Black Locust 12th fret OO size acoustic
Completed July 26, 2018
of you may have seen my garage full of salvaged local trees, with Black
Locust included in the pile. I plan on marketing that wood in a few years
and this guitar is the "proof of concept" instrument.
You will almost never
find a guitar made of Black Locust, yet this species of tree is closely
related to two of the traditional woods -
Rosewood and Koa - used for making guitars. It is literally a first
cousin! And as such, has many overlapping qualities making it a very
viable alternative to especially the rosewoods. However contrary to the
norm, this is not a dark coloured wood, it is Gold in color, with gold
sparkle when it is in bright light. Rosewood is just too dark
to pick up those same reflections even though it is similar in structure.
Together with the great tonal qualities, I consider this woods Canada's
For guitar builders, this wood bends even easier
than Rosewood, and with less blunting effect on tools, and with better
glue holding properties. It's just an accident of guitar history that it
has not been used. But now that Rosewood is over harvested all over the
world, and now has international CITES restrictions, guitar builders will
need to look around for alternates. This guitar is an example of how good
our Canadian Black Locust is, and with no environmental problems
This is a small body guitar - using the Martin
naming system - it is a OO size body. and with a 12th fret neck joint like

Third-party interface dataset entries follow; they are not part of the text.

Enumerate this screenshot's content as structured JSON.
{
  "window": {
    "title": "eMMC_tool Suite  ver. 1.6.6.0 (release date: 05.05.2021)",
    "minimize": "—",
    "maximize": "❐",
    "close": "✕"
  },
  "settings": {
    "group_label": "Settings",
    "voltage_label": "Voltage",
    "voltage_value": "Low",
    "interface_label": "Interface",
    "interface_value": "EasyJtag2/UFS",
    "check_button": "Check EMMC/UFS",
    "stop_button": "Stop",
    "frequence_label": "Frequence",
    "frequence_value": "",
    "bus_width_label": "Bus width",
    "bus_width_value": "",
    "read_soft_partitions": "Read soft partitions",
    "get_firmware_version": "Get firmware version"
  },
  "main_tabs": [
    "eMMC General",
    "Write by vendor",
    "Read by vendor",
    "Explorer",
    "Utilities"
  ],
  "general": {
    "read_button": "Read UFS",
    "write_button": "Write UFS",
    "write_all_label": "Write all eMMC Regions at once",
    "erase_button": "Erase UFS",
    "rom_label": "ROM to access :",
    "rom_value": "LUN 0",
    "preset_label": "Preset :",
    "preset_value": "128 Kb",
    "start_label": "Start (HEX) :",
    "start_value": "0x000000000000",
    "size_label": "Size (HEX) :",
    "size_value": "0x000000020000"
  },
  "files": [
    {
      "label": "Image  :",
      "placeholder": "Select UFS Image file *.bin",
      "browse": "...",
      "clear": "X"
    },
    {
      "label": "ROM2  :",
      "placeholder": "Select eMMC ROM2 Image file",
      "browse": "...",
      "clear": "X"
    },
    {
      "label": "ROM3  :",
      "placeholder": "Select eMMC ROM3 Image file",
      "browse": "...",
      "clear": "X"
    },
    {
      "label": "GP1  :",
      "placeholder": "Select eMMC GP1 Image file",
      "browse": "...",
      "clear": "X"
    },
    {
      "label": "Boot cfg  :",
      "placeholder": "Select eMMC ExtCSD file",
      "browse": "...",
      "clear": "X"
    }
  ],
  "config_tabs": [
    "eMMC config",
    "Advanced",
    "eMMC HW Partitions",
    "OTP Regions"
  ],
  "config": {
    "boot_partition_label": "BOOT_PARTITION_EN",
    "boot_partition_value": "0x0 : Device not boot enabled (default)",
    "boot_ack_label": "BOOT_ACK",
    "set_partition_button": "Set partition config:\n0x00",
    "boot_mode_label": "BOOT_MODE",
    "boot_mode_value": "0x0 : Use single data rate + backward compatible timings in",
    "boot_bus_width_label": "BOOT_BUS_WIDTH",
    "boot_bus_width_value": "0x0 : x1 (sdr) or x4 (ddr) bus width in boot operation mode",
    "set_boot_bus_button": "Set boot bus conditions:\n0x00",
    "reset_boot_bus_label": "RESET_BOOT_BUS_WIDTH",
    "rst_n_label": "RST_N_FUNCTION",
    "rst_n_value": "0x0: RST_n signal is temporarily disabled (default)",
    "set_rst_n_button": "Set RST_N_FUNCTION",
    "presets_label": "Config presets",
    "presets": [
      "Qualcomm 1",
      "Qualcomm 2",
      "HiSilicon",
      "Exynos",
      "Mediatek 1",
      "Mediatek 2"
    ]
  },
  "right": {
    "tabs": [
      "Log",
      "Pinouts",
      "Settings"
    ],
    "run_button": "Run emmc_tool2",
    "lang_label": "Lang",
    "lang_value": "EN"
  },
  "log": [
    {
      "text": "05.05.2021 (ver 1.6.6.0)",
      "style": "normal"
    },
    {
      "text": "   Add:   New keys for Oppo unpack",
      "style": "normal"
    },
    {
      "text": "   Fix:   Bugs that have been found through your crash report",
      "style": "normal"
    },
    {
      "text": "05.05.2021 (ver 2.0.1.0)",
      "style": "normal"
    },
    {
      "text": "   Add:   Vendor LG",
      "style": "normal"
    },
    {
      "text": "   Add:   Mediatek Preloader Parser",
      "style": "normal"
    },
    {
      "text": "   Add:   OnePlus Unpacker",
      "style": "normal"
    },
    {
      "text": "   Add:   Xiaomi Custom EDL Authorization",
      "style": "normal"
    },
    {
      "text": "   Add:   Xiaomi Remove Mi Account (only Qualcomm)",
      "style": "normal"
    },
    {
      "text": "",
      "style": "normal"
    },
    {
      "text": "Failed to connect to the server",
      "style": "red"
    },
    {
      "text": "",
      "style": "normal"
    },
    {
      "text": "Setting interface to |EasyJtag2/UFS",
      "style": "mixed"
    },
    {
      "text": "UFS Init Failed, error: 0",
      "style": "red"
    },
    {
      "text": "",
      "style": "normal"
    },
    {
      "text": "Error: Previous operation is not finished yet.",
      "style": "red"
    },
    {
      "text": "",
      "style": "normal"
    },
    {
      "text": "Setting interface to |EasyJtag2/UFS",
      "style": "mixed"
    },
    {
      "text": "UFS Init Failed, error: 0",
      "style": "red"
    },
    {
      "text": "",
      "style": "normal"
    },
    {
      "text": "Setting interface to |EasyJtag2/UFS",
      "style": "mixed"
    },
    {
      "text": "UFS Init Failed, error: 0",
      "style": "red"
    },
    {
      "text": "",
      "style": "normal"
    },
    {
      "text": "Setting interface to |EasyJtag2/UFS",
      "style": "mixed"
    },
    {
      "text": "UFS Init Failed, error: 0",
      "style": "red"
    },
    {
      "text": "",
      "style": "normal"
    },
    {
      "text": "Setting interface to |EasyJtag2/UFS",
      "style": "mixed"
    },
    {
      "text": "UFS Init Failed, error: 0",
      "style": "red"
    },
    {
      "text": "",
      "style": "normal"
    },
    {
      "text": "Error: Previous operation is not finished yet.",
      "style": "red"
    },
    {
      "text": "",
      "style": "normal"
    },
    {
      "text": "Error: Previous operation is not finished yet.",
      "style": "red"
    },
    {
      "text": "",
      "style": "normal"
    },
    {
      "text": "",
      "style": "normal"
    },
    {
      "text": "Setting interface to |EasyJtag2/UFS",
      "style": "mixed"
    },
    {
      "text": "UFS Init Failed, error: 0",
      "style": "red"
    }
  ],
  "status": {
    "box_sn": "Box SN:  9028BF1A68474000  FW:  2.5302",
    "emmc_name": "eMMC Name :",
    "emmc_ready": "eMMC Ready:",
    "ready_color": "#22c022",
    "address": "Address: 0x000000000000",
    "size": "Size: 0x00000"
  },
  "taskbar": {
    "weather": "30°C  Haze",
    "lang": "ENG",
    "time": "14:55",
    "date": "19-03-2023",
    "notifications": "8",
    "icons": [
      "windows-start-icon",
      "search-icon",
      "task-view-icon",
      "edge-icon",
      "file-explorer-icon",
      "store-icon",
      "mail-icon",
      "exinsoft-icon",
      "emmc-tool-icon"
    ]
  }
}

an older style instrument. Most guitar have the neck joint at the 14th
fret, while most electric guitars are joined around the 16th. Yes, that
makes a huge difference.
This guitar has a Sitka top, African Mahogany
neck, East Indian Rosewood fret board, Black Locust back and sides.
A design detail here is the use of Indian Rosewood binding in contrast
with the Black Locust back and sides. Both have very different colors but
the secondary tones work well together. The fret board and bridge are also
Indian Rosewood, thus tying it all together visually. The rosette is
alternating Black Locust and Rosewood.
That hole on the side of the
instrument is call a Sound Port, and is a feature of most custom acoustic
guitars now a days.
Again, look how those medullary rays shine!
I like to bring wood from the back of the instrument to the front, so in
this case, the background of the inlay image is also Black Locust.
The Chickadee is made of white Mother of Pearl and Ebony, while the Black
twig (yes it has thorns like this) is Black Walnut, with the thorns made
Locust is very yellow when freshly cut, sometimes showing hints of brown,
or pale green, or even faint red, then aging to a more golden color.
has cells across the grain that keep the wood from separating the way an
onion will. Those cell are called "Medullary Rays". Those are what pick up
the light and reflect it, and shimmering as the instrument is moved
The neck is African Mahogany with three black pin lines,
for a 7 laminate sandwich construction. I like to include a volute on many
of my guitars for a nicer feel at the head stock joint. The tuners are
gold Schallers (Made in Germany).